There is a worrying shortfall in the number of care staff to have had Covid vaccinations, a survey of almost 1,500 services in the UK suggests.
Nearly half of care homes for older people have more than 30% of staff who are as yet unvaccinated, according to the research from earlier this week.
And uptake for staff supporting people in their own homes and those working with younger adults is even lower.
A target of 15 February has been set to vaccinate all front-line care workers.
But only half the care homes for older people to respond to the survey by the National Care Forum, which represents not-for-profit care providers across the UK but mainly in England, had more than 70% of staff vaccinated.
And this was the case in just:
- 38% of the homes for working-age adults
- a quarter of the services supporting people in their own homes
The survey also confirms staff hesitancy is a significant factor in the slow uptake.
Other reasons include:
- difficulty getting appointments
- health issues
- problems with vaccine supply
The Department of Health and Social Care said it was “on track” to meet its target of offering a first dose of a vaccine to all frontline social care workers in England by mid-February.
A spokesman added: “The Covid-19 vaccine rollout is the biggest vaccination programme in NHS history, and so far our heroic health and care staff have vaccinated more people than every country in Europe put together.
“Health and social care staff are playing crucial roles on the frontline of this pandemic and their employers are in the process of contacting them to make sure they get their vaccine as soon as possible.”
Low uptake among staff at his wife’s care home is a source of major concern for Trevor Salomon, from London, particularly as he says almost a third of the home’s residents died with the virus last year.
He and his wife, Yvonne, who has Alzheimer’s disease, have had the vaccine.
And he hopes it will at least protect them from severe symptoms.
But only about half the staff have had the jab.
“What makes me sad… is that they have been influenced by what they’ve seen, read or heard on social media,” he says.
“My anger is very much directed at those people who post misinformation and lies about the vaccine.”
The situation is slowly improving, though, Mr Salomon says, as staff see colleagues being vaccinated without side-effects, “so more are coming forward”.
At the Saffron House nursing home, in Bristol, housekeeper Monika Szwolko was nervous the vaccine was “too new” and about who would care for her children if she had side-effects.

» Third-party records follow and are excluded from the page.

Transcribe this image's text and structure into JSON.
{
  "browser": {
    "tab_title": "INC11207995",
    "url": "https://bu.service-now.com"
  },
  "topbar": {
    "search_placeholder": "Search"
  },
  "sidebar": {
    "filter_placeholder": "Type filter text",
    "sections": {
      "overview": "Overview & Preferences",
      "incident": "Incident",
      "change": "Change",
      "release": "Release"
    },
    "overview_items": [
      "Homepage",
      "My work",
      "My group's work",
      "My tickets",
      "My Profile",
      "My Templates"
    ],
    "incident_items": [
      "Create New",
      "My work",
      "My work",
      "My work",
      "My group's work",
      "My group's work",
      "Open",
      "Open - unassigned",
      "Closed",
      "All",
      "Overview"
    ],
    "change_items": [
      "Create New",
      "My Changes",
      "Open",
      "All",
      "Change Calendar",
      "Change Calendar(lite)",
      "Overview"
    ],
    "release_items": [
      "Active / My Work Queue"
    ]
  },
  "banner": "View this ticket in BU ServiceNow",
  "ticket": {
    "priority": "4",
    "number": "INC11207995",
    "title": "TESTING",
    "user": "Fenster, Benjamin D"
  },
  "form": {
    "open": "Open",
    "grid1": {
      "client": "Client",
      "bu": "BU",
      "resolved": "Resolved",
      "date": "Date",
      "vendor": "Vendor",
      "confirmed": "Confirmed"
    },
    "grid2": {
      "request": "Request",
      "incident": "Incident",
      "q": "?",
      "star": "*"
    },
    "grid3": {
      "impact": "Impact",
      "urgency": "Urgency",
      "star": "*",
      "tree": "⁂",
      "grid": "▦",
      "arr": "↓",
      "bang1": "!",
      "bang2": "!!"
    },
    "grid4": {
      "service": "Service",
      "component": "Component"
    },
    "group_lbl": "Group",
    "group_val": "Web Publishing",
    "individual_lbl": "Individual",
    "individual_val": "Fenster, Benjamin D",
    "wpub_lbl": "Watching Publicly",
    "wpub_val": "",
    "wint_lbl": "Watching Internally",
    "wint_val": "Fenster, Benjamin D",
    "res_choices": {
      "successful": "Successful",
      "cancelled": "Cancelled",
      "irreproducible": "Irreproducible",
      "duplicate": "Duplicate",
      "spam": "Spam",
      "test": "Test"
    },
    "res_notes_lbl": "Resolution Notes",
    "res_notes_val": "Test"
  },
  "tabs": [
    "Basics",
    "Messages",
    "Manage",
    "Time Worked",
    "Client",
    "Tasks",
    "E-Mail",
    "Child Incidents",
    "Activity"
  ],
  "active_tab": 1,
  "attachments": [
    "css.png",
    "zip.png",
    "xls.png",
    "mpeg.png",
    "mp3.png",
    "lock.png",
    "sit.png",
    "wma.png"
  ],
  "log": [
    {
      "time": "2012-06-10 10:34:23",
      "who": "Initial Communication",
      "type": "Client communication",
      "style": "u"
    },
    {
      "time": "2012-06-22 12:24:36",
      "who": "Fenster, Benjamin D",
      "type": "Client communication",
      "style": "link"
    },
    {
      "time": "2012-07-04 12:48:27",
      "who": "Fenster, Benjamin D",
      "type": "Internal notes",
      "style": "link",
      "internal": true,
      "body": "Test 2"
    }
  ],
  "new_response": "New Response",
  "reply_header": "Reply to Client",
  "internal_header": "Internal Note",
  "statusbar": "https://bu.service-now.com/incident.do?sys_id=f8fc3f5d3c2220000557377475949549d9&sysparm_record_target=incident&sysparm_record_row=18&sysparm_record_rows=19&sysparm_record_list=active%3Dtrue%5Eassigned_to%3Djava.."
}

But having been persuaded to have the vaccine and had no side-effects, she is keen to recommend it to colleagues.
“I feel like I’ve done something good,” she tells BBC News.
“There is nothing to be scared of.”
Verona Thomas, a unit manager at the home, was also deterred by the speed with which the vaccine was developed – and what she read on social media about potential side-effects.
But worrying about what would happen to loved ones if she caught the virus changed her mind.
Also, she says: “I work with quite vulnerable adults.
“I provide care for them.
“So it was a case of doing my best to protect them.”
National Care Forum executive director Vic Rayner said the survey “would appear to indicate that there are big groups of people who haven’t been anywhere near vaccination yet.
“And to get them done within the next five days seems like a bit of a mountain to climb,” she added.